/---

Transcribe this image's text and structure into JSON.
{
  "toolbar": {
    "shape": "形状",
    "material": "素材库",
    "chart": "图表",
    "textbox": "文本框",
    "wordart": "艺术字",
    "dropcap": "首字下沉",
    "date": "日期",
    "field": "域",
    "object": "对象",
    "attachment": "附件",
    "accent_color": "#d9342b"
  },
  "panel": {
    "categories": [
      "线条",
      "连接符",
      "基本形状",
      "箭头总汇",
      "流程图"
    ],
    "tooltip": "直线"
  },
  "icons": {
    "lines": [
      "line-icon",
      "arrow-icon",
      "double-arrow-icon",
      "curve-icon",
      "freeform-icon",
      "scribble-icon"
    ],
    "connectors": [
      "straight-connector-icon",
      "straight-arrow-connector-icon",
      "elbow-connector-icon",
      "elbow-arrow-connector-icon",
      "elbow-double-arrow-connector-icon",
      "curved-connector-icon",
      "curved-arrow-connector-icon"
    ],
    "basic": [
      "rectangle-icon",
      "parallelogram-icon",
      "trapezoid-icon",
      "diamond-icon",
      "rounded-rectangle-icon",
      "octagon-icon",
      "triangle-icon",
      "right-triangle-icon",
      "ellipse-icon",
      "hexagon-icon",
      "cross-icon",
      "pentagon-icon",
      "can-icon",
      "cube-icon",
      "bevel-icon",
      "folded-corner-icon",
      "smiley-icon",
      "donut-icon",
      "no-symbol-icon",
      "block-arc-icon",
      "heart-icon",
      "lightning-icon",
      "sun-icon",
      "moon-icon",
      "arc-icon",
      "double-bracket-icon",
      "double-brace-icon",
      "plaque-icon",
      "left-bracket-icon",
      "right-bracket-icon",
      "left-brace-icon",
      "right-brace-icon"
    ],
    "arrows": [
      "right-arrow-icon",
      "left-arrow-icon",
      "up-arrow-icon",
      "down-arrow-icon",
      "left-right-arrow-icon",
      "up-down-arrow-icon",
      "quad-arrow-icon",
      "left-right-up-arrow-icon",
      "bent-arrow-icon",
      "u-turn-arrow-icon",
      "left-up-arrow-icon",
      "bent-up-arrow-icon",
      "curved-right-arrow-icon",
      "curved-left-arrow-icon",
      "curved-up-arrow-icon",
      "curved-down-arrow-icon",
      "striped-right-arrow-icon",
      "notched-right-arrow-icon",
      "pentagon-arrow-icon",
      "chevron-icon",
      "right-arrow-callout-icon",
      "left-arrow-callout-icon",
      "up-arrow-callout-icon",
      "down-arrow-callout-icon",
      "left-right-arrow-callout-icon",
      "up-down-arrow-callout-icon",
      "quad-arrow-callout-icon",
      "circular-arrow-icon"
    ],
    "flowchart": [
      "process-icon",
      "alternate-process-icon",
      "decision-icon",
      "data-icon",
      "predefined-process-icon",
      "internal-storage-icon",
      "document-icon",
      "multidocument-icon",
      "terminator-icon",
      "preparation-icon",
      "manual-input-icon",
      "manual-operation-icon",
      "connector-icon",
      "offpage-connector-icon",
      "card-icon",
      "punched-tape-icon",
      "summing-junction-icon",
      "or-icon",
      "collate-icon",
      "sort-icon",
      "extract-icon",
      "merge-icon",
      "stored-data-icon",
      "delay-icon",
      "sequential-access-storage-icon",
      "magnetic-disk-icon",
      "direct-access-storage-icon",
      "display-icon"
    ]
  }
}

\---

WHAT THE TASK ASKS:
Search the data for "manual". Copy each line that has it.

SOLUTION TO THIS EXERCISE:
      "manual-input-icon",
      "manual-operation-icon",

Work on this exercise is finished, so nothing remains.